-- INPUT follows --
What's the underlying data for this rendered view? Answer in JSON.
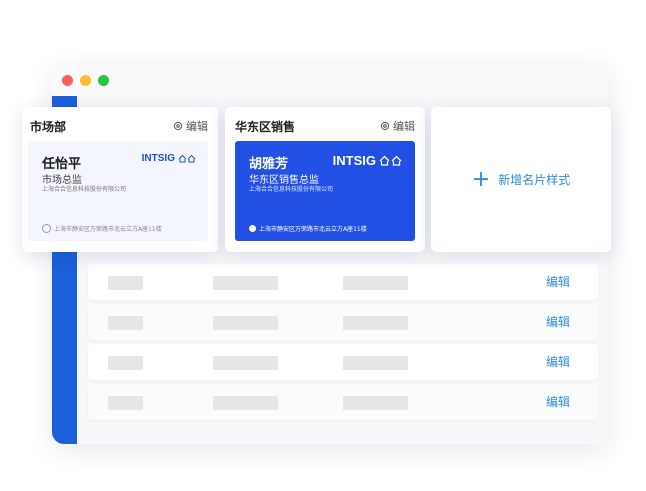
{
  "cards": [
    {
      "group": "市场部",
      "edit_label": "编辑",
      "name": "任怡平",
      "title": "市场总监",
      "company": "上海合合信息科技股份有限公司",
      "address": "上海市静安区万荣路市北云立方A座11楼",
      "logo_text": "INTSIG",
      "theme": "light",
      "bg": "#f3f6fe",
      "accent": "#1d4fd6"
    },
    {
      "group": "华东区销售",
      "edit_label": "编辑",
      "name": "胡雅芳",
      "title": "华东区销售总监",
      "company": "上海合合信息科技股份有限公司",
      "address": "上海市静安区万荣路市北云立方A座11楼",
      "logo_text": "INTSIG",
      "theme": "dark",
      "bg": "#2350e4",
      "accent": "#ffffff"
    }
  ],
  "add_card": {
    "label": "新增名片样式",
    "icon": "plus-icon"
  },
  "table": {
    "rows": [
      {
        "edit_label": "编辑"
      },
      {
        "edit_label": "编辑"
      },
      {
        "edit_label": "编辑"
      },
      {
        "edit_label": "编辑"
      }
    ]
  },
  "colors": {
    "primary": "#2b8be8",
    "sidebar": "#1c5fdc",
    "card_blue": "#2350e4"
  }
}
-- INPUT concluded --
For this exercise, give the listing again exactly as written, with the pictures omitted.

What's the underlying data for this rendered view? Answer in JSON.
{
  "cards": [
    {
      "group": "市场部",
      "edit_label": "编辑",
      "name": "任怡平",
      "title": "市场总监",
      "company": "上海合合信息科技股份有限公司",
      "address": "上海市静安区万荣路市北云立方A座11楼",
      "logo_text": "INTSIG",
      "theme": "light",
      "bg": "#f3f6fe",
      "accent": "#1d4fd6"
    },
    {
      "group": "华东区销售",
      "edit_label": "编辑",
      "name": "胡雅芳",
      "title": "华东区销售总监",
      "company": "上海合合信息科技股份有限公司",
      "address": "上海市静安区万荣路市北云立方A座11楼",
      "logo_text": "INTSIG",
      "theme": "dark",
      "bg": "#2350e4",
      "accent": "#ffffff"
    }
  ],
  "add_card": {
    "label": "新增名片样式",
    "icon": "plus-icon"
  },
  "table": {
    "rows": [
      {
        "edit_label": "编辑"
      },
      {
        "edit_label": "编辑"
      },
      {
        "edit_label": "编辑"
      },
      {
        "edit_label": "编辑"
      }
    ]
  },
  "colors": {
    "primary": "#2b8be8",
    "sidebar": "#1c5fdc",
    "card_blue": "#2350e4"
  }
}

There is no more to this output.